Barry Adamson – The King of Nothing Hill

The King of Nothing Hill

Barry AdamsonThe King of Nothing Hill Mute CDSTUMM176 (2002)


Barry Adamson, the maestro of fake soundtrack music, has a firm conviction to the devilishly absurd.  His ridiculousness is part of his appeal.  He is a collector, suggestor, director and actor.  The illusory story lines hinted at on his albums can pull emotions and moods out of practically nothing.  He takes the listener places.  Plenty of new experiences are waiting.  The King of Nothing Hill fits a sleek action thriller, the sorts with spies, international intrigue — that sort of thing.  While it sounds like an exotic, action-packed journey, it is still pop music.  It is just on the fringes.  That seems like a comfortable home for Adamson.

“The Second Stain” and “Twisted Smile” pulse with monotonous vamps until the mood envelops everything.  The songs point, prod, and push.  Bass and keys alone can rush listeners back and forth between the highs and lows. Adamson can pick you up and place you carefully in new surroundings, ready to experience the moments as they arrive. You have to be open to the possibilities, true.  If you’re not willing to budge then Adamson’s efforts might be an annoyance. He does have a talent for always being inviting though.  You have to be quite closed-minded not to be swayed a little.
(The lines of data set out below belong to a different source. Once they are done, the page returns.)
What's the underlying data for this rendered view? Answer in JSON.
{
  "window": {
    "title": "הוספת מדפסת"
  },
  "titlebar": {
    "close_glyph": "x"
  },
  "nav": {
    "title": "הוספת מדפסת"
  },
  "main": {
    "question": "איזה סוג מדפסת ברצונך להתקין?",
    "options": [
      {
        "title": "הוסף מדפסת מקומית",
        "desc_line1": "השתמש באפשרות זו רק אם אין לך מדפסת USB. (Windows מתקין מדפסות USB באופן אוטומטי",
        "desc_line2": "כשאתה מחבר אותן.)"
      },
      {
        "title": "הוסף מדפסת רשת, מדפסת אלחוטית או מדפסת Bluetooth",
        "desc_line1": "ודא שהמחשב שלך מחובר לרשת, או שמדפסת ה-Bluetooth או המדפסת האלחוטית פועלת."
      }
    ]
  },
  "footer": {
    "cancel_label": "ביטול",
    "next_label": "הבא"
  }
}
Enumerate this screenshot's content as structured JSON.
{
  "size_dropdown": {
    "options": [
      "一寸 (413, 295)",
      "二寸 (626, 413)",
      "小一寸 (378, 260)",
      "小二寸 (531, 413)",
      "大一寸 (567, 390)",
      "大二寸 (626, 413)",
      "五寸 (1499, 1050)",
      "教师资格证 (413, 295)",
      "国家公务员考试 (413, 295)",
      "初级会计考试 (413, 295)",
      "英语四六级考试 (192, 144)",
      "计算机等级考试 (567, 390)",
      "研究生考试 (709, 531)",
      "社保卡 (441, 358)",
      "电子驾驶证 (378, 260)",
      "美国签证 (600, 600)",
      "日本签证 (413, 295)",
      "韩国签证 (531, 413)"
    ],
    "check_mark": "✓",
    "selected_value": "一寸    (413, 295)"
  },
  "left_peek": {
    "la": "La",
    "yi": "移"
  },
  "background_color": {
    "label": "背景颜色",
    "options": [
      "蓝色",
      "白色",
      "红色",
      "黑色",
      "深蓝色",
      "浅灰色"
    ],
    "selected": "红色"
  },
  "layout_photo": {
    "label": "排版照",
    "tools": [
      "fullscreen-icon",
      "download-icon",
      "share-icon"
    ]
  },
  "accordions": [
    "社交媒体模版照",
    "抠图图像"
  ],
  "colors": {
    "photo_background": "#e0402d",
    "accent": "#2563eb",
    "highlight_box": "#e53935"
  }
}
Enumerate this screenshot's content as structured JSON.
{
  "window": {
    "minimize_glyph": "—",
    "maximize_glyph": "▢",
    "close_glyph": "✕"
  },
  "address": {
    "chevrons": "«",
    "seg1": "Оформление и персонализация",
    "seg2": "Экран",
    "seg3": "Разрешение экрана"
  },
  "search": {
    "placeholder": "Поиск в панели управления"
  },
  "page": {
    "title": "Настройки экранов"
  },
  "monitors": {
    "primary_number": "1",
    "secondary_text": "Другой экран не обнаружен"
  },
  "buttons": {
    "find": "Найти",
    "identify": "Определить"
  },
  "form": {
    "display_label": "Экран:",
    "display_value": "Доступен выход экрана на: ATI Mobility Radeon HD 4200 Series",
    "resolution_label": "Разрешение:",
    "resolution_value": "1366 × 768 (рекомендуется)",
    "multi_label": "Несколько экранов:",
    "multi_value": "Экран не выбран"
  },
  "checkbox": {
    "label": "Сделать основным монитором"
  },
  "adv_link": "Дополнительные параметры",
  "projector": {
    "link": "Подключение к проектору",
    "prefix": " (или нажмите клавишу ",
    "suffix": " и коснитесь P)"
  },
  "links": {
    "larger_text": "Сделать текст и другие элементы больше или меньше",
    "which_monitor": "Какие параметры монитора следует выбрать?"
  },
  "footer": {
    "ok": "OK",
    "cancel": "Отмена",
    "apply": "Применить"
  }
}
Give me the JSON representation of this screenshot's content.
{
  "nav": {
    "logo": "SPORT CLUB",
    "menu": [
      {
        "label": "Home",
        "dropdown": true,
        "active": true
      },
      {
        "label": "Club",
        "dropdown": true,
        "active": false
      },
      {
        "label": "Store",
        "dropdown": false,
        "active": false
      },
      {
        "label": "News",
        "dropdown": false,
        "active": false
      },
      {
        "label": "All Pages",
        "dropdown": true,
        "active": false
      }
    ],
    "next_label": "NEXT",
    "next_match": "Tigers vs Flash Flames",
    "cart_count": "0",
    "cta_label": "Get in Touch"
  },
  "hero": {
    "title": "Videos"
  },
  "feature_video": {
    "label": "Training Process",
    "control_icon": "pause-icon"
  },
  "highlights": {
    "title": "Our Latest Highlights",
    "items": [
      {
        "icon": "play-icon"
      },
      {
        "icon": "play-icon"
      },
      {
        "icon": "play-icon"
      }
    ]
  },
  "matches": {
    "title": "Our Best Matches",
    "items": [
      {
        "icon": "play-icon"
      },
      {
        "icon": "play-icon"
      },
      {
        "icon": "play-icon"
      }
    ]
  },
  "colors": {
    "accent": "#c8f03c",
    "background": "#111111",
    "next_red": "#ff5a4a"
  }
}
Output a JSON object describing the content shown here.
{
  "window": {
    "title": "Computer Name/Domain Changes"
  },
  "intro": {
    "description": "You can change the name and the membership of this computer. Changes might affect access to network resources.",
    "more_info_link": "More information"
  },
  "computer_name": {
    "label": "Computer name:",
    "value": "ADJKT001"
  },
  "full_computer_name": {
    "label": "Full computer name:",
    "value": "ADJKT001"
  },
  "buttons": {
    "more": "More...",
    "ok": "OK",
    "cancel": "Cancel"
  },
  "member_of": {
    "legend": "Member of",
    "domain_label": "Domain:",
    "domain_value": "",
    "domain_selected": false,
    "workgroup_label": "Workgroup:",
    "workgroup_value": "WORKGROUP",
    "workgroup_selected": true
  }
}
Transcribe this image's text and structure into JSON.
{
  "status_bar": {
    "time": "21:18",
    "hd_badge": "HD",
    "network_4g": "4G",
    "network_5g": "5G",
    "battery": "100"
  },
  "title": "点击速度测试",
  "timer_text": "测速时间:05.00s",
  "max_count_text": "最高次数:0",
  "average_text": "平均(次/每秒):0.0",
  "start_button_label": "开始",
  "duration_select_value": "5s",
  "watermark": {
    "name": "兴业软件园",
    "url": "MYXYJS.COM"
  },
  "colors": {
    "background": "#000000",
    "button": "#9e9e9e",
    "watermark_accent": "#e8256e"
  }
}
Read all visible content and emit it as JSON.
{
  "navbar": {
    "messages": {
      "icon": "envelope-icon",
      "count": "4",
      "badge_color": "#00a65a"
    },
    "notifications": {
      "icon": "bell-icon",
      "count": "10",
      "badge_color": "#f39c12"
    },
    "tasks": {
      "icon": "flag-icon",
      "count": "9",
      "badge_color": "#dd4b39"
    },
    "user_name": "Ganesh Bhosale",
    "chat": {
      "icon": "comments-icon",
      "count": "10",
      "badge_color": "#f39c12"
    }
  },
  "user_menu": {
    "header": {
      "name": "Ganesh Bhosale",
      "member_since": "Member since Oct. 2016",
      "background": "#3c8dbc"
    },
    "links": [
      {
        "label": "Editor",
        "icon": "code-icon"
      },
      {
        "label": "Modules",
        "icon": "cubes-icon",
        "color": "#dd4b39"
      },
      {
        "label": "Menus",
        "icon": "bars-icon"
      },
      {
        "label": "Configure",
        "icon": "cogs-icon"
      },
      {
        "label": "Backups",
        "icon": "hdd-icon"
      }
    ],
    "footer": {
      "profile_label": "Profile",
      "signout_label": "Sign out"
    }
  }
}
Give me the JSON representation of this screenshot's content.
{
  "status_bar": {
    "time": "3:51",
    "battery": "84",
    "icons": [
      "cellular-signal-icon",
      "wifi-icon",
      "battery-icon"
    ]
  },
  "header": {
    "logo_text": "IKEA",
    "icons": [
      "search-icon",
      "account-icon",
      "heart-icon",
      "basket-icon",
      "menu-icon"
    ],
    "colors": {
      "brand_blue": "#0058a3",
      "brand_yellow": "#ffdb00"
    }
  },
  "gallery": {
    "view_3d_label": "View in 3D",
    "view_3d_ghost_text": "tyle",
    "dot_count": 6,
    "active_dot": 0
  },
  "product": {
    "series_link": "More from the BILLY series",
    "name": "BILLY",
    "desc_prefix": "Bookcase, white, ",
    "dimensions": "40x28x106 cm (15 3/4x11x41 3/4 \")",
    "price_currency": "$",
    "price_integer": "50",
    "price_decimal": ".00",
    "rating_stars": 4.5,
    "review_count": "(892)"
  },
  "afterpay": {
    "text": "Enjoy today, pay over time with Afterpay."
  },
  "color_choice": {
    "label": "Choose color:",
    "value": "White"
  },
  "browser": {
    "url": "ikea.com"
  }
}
A funky workout session takes place on “Cinematic Soul” (cribbing a bass line from “Sing a Simple Song”).  Adamson can be as brash and glitzy as anyone and still pull it off.  His material may be described as rather composed, but it can boogie too.  Then more surprises come when “That Fool Was Me” has the sultry soul comedy of him singing, “only a fool would leave you / and that fool was me.”

The King of Nothing Hill makes considerable use of electronics and sound effect samples.  There is sometimes an erratic pursuit of a number of different styles, but Adamson uses those shifts to convey a sense of changing scenes in a movie.  The effect can be a bit demanding over the course of the rather lengthy runtime of the album though.

As Above So Below, the predecessor album, had more lounge jazz/acid jazz and bleak, blaring trip-hop pushing it ahead even if it subdued the pseudo-soundtrack impressionism.  Both efforts toy with kitsch.  All things said, the albums are about equally good, just in different ways — if anything this album has more cohesive and focused individual songs even as it lacks some of the elusive intrigue overall.

The King of Nothing Hill is refreshing.  Almost a decade and a half after its release, it has to be given credit for capturing the feel of the sorts of action thriller films it evokes.  Granted, the lyrics go beyond what pure soundtrack music would normally do, by suggesting visuals to accompany the music (like the line, “I don’t even know how the gun got in my hand” on “Whispering Streets”).  But that’s part of the fun of this approach to music.  And Barry Adamson is still basically the only one doing what he does.